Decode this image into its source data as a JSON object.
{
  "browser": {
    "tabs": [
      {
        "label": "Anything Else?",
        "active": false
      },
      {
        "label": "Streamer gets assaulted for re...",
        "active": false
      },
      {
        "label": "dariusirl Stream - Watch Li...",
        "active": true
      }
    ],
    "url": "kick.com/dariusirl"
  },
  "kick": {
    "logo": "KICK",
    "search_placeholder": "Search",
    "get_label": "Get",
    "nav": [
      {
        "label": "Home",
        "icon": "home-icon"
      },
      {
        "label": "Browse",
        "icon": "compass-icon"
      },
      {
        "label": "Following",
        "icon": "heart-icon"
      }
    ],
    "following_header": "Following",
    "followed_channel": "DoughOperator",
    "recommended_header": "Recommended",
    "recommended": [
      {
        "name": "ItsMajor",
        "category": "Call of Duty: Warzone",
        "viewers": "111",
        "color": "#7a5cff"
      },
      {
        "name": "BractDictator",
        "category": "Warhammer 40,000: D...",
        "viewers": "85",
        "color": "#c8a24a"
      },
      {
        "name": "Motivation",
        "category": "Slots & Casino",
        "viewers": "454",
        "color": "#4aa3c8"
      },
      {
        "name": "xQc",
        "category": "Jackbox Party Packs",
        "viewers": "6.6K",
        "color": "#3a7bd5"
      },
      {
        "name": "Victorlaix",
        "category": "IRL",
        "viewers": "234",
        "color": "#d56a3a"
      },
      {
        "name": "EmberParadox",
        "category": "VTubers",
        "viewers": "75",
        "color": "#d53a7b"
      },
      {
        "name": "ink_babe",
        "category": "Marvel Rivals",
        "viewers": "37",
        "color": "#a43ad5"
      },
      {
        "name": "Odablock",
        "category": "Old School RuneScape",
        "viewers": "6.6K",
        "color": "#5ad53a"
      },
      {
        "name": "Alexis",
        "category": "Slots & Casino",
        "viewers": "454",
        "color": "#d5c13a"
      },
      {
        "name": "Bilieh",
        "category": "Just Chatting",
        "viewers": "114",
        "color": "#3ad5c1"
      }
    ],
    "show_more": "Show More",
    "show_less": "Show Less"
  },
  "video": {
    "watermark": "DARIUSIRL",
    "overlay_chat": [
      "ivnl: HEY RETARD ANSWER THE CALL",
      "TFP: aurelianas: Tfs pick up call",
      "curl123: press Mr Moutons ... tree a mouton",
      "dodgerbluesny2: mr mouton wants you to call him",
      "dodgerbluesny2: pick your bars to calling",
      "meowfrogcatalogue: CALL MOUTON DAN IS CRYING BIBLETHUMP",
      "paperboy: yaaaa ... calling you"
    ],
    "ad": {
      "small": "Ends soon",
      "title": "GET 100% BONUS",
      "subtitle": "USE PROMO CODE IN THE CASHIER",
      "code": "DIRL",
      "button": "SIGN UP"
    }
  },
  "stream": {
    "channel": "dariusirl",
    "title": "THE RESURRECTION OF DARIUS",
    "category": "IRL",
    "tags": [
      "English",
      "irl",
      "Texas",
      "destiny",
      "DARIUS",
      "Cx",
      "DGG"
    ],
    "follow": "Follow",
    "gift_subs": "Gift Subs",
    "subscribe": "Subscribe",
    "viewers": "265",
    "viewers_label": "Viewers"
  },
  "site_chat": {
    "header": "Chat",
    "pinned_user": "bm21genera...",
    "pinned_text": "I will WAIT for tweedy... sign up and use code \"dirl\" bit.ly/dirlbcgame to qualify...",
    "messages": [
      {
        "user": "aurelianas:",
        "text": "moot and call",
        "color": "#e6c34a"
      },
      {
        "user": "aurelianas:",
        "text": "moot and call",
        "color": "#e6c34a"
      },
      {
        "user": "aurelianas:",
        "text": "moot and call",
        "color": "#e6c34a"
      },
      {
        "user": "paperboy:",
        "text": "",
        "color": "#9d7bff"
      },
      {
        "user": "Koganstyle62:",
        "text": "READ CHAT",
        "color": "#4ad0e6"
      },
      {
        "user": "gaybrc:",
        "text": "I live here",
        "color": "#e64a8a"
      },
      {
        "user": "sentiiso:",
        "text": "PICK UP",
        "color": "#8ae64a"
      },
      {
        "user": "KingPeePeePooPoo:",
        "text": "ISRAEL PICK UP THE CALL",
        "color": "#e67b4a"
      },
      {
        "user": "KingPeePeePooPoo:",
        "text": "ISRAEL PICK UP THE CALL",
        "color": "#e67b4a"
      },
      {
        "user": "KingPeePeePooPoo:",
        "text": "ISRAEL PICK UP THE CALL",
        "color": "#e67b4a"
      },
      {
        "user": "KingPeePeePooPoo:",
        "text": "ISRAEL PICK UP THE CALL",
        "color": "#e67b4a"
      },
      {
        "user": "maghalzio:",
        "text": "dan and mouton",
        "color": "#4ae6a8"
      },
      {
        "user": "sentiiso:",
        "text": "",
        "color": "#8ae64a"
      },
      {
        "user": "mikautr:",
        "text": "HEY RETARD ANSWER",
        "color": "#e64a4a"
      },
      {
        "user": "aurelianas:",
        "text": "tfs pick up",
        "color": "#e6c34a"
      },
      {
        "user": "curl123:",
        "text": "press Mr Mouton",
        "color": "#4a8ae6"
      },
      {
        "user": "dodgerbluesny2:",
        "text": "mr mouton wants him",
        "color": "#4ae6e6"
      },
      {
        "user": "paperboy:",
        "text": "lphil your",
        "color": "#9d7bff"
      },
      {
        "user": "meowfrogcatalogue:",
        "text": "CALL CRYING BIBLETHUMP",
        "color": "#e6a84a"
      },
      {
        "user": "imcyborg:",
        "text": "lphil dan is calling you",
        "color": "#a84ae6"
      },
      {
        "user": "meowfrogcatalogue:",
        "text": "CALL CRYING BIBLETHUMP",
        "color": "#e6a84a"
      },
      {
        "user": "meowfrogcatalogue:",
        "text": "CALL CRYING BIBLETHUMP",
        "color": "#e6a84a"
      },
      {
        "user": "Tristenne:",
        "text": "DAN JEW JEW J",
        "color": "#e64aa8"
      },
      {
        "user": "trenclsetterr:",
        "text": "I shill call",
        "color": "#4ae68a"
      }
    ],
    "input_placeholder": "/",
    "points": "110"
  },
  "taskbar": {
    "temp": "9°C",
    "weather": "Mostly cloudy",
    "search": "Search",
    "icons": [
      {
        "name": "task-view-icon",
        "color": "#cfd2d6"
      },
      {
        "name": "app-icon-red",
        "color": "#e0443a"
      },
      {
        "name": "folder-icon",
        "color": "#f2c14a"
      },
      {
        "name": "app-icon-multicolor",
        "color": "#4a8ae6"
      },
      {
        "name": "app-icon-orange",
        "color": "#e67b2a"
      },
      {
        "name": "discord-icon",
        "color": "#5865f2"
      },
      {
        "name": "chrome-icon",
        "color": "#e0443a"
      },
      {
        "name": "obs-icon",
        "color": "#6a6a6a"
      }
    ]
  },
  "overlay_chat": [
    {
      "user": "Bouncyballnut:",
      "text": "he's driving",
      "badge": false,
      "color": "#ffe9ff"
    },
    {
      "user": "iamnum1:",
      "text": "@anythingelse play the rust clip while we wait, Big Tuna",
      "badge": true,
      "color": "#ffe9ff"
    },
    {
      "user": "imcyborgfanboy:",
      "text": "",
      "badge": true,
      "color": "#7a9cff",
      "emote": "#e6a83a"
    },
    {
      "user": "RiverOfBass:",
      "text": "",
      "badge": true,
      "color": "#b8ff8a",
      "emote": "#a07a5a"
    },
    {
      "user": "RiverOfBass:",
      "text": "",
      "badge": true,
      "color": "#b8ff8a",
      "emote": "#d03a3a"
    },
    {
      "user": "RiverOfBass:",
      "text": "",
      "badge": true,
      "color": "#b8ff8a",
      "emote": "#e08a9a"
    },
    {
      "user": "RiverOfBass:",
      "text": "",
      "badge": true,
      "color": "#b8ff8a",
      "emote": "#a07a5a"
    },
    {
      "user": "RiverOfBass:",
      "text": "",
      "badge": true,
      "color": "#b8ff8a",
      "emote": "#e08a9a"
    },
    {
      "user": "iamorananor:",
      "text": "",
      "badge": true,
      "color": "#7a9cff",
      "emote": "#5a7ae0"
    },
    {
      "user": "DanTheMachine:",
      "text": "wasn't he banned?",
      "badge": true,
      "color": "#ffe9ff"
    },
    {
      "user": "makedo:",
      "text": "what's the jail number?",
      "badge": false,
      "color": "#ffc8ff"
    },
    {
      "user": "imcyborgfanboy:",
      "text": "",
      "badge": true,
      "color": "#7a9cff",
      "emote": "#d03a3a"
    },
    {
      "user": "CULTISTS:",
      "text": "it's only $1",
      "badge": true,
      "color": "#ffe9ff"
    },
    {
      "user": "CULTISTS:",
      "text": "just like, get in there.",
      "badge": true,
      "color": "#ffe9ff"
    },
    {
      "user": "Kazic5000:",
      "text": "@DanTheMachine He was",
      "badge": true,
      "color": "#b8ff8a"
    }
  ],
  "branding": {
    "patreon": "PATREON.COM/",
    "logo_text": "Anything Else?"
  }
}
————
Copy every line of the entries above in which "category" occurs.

__SOLUTION FOR THIS PROBLEM__
        "category": "Call of Duty: Warzone",
        "category": "Warhammer 40,000: D...",
        "category": "Slots & Casino",
        "category": "Jackbox Party Packs",
        "category": "IRL",
        "category": "VTubers",
        "category": "Marvel Rivals",
        "category": "Old School RuneScape",
        "category": "Slots & Casino",
        "category": "Just Chatting",
    "category": "IRL",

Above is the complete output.